How much should you translate? For which locales should you adapt your content? Which languages should you prioritize? These localization decisions appear with increasing frequency on a marketing manager’s radar as a company goes global.
Of course, budget influences the decision in a big way, but it doesn’t help you with the finer details. What does, then? The answer is data. In this post, we present stories of three companies that use different types of data to help them understand what, how much, when, and for whom to localize. These stories come from a panel discussion at the last LocWorld conference in Barcelona, in which Moravia’s Erik Vogt, our Director of Solutions, participated as one of the panelists.
Sales data can help prioritize languages
For travel and hospitality companies, selecting content and languages for their global sites is all too common a problem. By definition, these entities are global. But does that mean they automatically translate into a zillion languages? That’s as much unrealistic as it is unnecessary.
What, then, guides hotel companies’ translation choices? Benjamin Esch, Globalization Senior Supervisor at Starwood Hotels, explained how his company came up with a mathematical solution to the problem: weighing revenue over a two-year span versus calculating the full ongoing cost of translation at the market level, such as of French translation for a hotel in Kansas City, Missouri.
Starwood Hotels used its sales data to understand where it may be over-investing in some languages, such as with Japanese. Source: Localization World and Starwood Hotels.
What Starwood found was that while translation investments for some properties were seeing really high returns, some languages spoken by their customers were missing. This, the company identified, was a missed opportunity to better serve existing customers. It was also leaving the door open for competitors to come in and steal their customers away.
For instance, Japanese translations for San Francisco properties were earning revenue that was 42 times’ their cost, whereas Japanese translations for Dallas did not deliver a good Return on Investment (ROI) at all. In that city, the investment in Japanese was at the cost of a language that could have done much better.
Such data helped the localization team not only show off the benefits of translation (like in the case of the San Francisco properties), but also gain insight into how and where their localization budget could be better spent. Starwood revisited their earlier strategy of translating all of their properties into a fixed set of four languages—French, German, Japanese, and Spanish—irrespective of how they performed. As a result, the company cut back on these languages in several instances and reinvested the resulting savings in languages that showed promise.
With this switch in modus operandi, Starwood invested $600,000 in translation and stood to gain about $45 million from additional guests.
There’s another inherent gain in this for the localization team: they get to move from a purely operational mode to a strategic one. That is, thanks to their data-derived knowledge, the team can assume leadership over localization decisions and make other business groups see the role they can potentially play in globalization.
Website traffic data can guide language selection
The other travel company on the panel, Booking.com, was represented by Chris Dell, Director of Translations and Content. With over 40 languages in their repertoire, Booking takes their global content seriously. But how does this leading online travel agency know into which languages they must translate?
Simple: they use their website analytics data.

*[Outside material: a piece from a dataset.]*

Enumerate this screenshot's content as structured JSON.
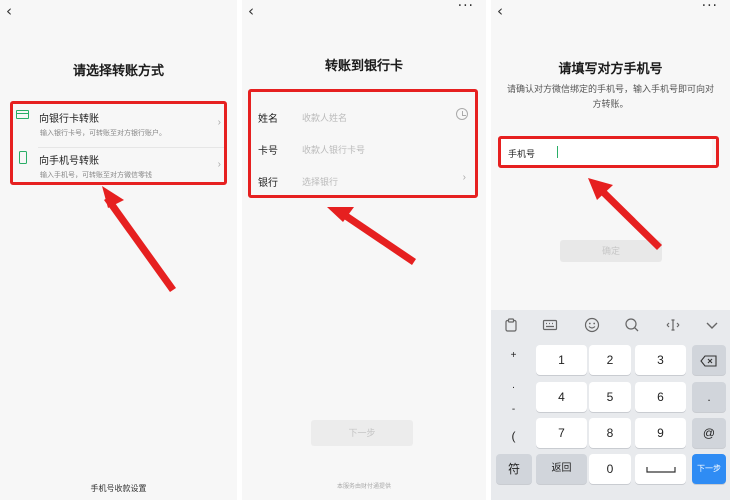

Initially, the content for a hotel may be available only in English. When the quantity of website visitors from a particular country or locale exceeds a pre-set threshold, Booking goes into translation drive. The other piece of online data they use is browser language choice.
We have written before on how using website analytics is a great way to select languages. For Booking, these analytics are easier to implement given their predominantly online existence. However, Booking also considers feedback from local teams, market research, and potential for growth.
Player behavior data can determine volume of content
Mario Bergantiños, Audio and Video Localization Senior Manager at Electronic Arts, shared how his company studied feature use to determine the amount of content they must make available for a particular locale. For instance, how many players in France use story mode in FIFA, one of the most popular sports video games globally?
With always-on, always-connected players, gaming has changed—and so has the way it’s localized. It’s more agile, incremental, and on-demand. But translating all of the content in time—for some humongous games, the total word count may exceed that of The Hobbit—may simply be impossible or even unnecessary. This is where studying user or player behavior helps. Player behavior data is used on top of sales data and cost considerations. EA also uses voiceover data.
Smart data can yield smart decisions
A few things stand out from the three case studies above:
- Smart, global companies aren’t rushing into localization blind anymore.
- Instead, they use data to build the case for localization. (This way, they have the usual ROI argument sorted already. Goodbye, localization pitch!)
- One of the reasons to use data for making localization decisions is that there’s simply too much content out there and an ever-growing number of languages that you need to translate into. You can’t be everything to everyone, so just drop the idea.
We have long talked about why data should be used to drive localization. But we also recognize that it’s not easy for every company to easily harvest this data or make sense of it. You need to identify the right metrics to track, especially as you move into not just using the data to select languages, but also understanding how those translations are performing.
But more than anything else, a company-wide understanding of the connection between localization and global growth is required. Everything else is a matter of playing with the tools.